As for the mystery itself, credit must first go to Uboldi’s script for deciding not to take things too seriously. The main worry for an event like this is that it will fall flat by asking the audience to take the murder seriously, devolving into an awkward game of fancy dress. Fortunately, Uboldi realised that the best way to put your audience at ease was to embrace the silliness and make them laugh. Setting the mystery in St Andrews and having it revolve around a PhD thesis on Patrick Hamilton was particularly effective as it gave the audience a familiarity and provided an opportunity for plenty of local jokes. The best examples of these were given to the completely clueless Melania, played by Evey Salehi, who referred to Patrick Hamilton as the protagonist of her favourite musical and boasted of being one of the few students to graduate with a degree in Great Ideas. It wasn’t long before the audience was completely won over, providing gasps of mock horror when required. The writing was also well paced throughout the evening, woven smoothly into the meal itself and providing lots of little twists to keep us guessing while saving the biggest revelations for the end.
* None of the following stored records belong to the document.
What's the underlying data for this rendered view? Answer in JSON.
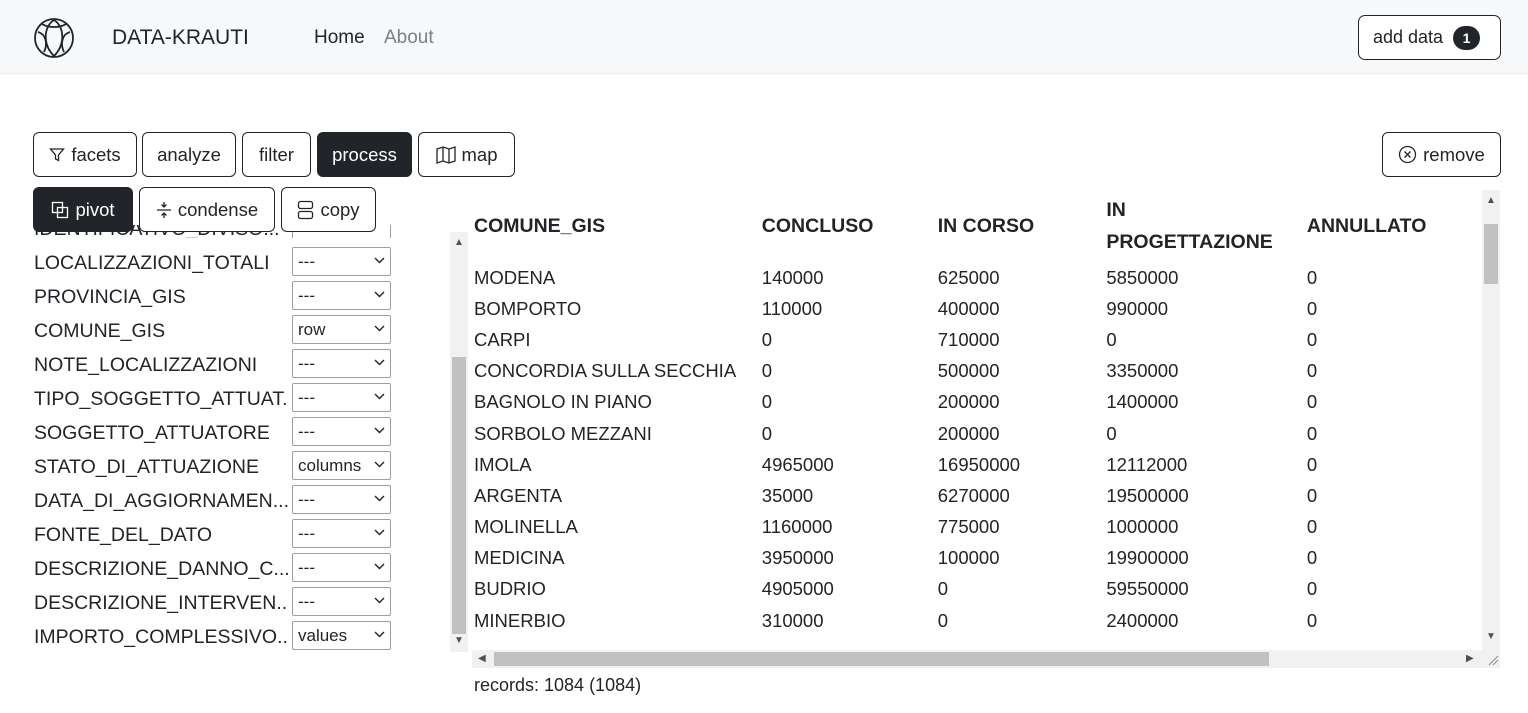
{
  "navbar": {
    "brand": "DATA-KRAUTI",
    "links": [
      "Home",
      "About"
    ],
    "add_data_label": "add data",
    "add_data_count": "1"
  },
  "toolbar": {
    "tabs": [
      "facets",
      "analyze",
      "filter",
      "process",
      "map"
    ],
    "active_tab": "process",
    "remove_label": "remove"
  },
  "process": {
    "actions": [
      "pivot",
      "condense",
      "copy"
    ],
    "active_action": "pivot"
  },
  "fields": [
    {
      "label": "IDENTIFICATIVO_DIVISO...",
      "value": ""
    },
    {
      "label": "LOCALIZZAZIONI_TOTALI",
      "value": "---"
    },
    {
      "label": "PROVINCIA_GIS",
      "value": "---"
    },
    {
      "label": "COMUNE_GIS",
      "value": "row"
    },
    {
      "label": "NOTE_LOCALIZZAZIONI",
      "value": "---"
    },
    {
      "label": "TIPO_SOGGETTO_ATTUAT...",
      "value": "---"
    },
    {
      "label": "SOGGETTO_ATTUATORE",
      "value": "---"
    },
    {
      "label": "STATO_DI_ATTUAZIONE",
      "value": "columns"
    },
    {
      "label": "DATA_DI_AGGIORNAMEN...",
      "value": "---"
    },
    {
      "label": "FONTE_DEL_DATO",
      "value": "---"
    },
    {
      "label": "DESCRIZIONE_DANNO_C...",
      "value": "---"
    },
    {
      "label": "DESCRIZIONE_INTERVEN...",
      "value": "---"
    },
    {
      "label": "IMPORTO_COMPLESSIVO...",
      "value": "values"
    }
  ],
  "table": {
    "columns": [
      "COMUNE_GIS",
      "CONCLUSO",
      "IN CORSO",
      "IN PROGETTAZIONE",
      "ANNULLATO"
    ],
    "rows": [
      [
        "MODENA",
        "140000",
        "625000",
        "5850000",
        "0"
      ],
      [
        "BOMPORTO",
        "110000",
        "400000",
        "990000",
        "0"
      ],
      [
        "CARPI",
        "0",
        "710000",
        "0",
        "0"
      ],
      [
        "CONCORDIA SULLA SECCHIA",
        "0",
        "500000",
        "3350000",
        "0"
      ],
      [
        "BAGNOLO IN PIANO",
        "0",
        "200000",
        "1400000",
        "0"
      ],
      [
        "SORBOLO MEZZANI",
        "0",
        "200000",
        "0",
        "0"
      ],
      [
        "IMOLA",
        "4965000",
        "16950000",
        "12112000",
        "0"
      ],
      [
        "ARGENTA",
        "35000",
        "6270000",
        "19500000",
        "0"
      ],
      [
        "MOLINELLA",
        "1160000",
        "775000",
        "1000000",
        "0"
      ],
      [
        "MEDICINA",
        "3950000",
        "100000",
        "19900000",
        "0"
      ],
      [
        "BUDRIO",
        "4905000",
        "0",
        "59550000",
        "0"
      ],
      [
        "MINERBIO",
        "310000",
        "0",
        "2400000",
        "0"
      ]
    ]
  },
  "records_text": "records: 1084 (1084)"
}
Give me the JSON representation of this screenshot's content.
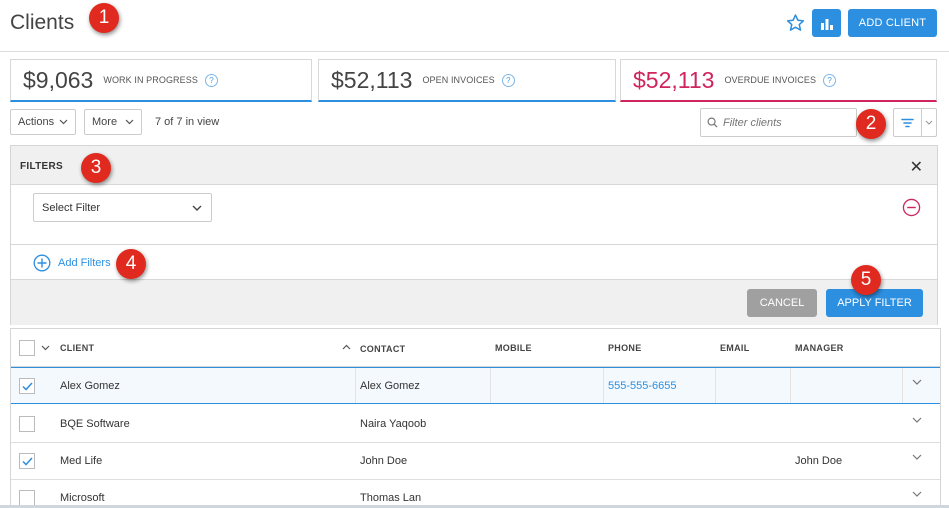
{
  "header": {
    "title": "Clients",
    "add_client_label": "ADD CLIENT",
    "star_icon": "star-outline-icon",
    "chart_icon": "bar-chart-icon"
  },
  "kpis": [
    {
      "value": "$9,063",
      "label": "WORK IN PROGRESS",
      "help": "?"
    },
    {
      "value": "$52,113",
      "label": "OPEN INVOICES",
      "help": "?"
    },
    {
      "value": "$52,113",
      "label": "OVERDUE INVOICES",
      "help": "?"
    }
  ],
  "toolbar": {
    "actions_label": "Actions",
    "more_label": "More",
    "in_view_text": "7 of 7 in view",
    "search_placeholder": "Filter clients"
  },
  "filters_panel": {
    "title": "FILTERS",
    "select_placeholder": "Select Filter",
    "add_filters_label": "Add Filters",
    "cancel_label": "CANCEL",
    "apply_label": "APPLY FILTER"
  },
  "table": {
    "columns": [
      "CLIENT",
      "CONTACT",
      "MOBILE",
      "PHONE",
      "EMAIL",
      "MANAGER"
    ],
    "rows": [
      {
        "checked": true,
        "client": "Alex Gomez",
        "contact": "Alex Gomez",
        "mobile": "",
        "phone": "555-555-6655",
        "email": "",
        "manager": ""
      },
      {
        "checked": false,
        "client": "BQE Software",
        "contact": "Naira Yaqoob",
        "mobile": "",
        "phone": "",
        "email": "",
        "manager": ""
      },
      {
        "checked": true,
        "client": "Med Life",
        "contact": "John Doe",
        "mobile": "",
        "phone": "",
        "email": "",
        "manager": "John Doe"
      },
      {
        "checked": false,
        "client": "Microsoft",
        "contact": "Thomas Lan",
        "mobile": "",
        "phone": "",
        "email": "",
        "manager": ""
      }
    ]
  },
  "callouts": [
    "1",
    "2",
    "3",
    "4",
    "5"
  ],
  "colors": {
    "accent": "#2c8fe0",
    "overdue": "#d0245d",
    "callout": "#e02a1f",
    "cancel": "#a0a0a0"
  }
}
Direction must be no easy task either when your audience is diffused around the room at dinner tables, all facing in opposite directions. This was largely overcome by the decision to have the cast mingle with the audience between scenes and have them carefully distributed around the room. Never did I feel I was unable to see or hear a crucial moment in the play. The full length of Lower College Hall was utilised, with our attention often being drawn to one end of the room only to have a character suddenly appear at the other.
As for the actors, all of them felt assured in their roles, and I had a clear sense of who they were from the start. They were all distinct from each other but crucially for a whodunnit, each actor was able to give off the impression that they were holding something back. Whilst perhaps not as flashy a role as his co-stars, I was deeply impressed by Finn Doyle as Edward, the evening’s victim. After being seemingly poisoned before dinner had started, Doyle remained slumped in his chair for the entire main course. While everyone else was tucking into their chicken, or vegetarian equivalent, Doyle sat motionless.
Another highlight was Harrison Roberts’ hopeless detective. From the second Roberts burst into the room bellowing ‘I object’ (he thought it was a wedding), Roberts never stopped being funny. Interrogating the suspects with the classic swagger and gravelly voice of the hardboiled detective, Roberts proceeded to get hopelessly side-tracked and forget everyone’s names. For me the highlight of the night was when he suddenly produced a banana and began to chomp on it thoughtfully as he tried to untangle the mystery.
The only slight hindrance to the slickness of the play were the brief improvised sections. The hesitation from the actors at points could momentarily break the suspension of disbelief, but they always recovered swiftly and calmly, as good actors do.
The only real sticking point of such an entertaining and well organised night was the price of a ticket, at £40. While nothing about the evening can really be faulted, the price tag places it in direct comparison with some of St Andrews’ most popular balls. While the food was good, there were only two courses and the portions were not the most generous. I can’t help but think if there had just been an extra course or one more element to the evening it would have helped to justify the expense. If On the Rocks are ever able to recreate the professional and immensely fun evening delivered by Uboldi and his cast last Saturday, but at a slightly lower price, I would be urging everyone to go.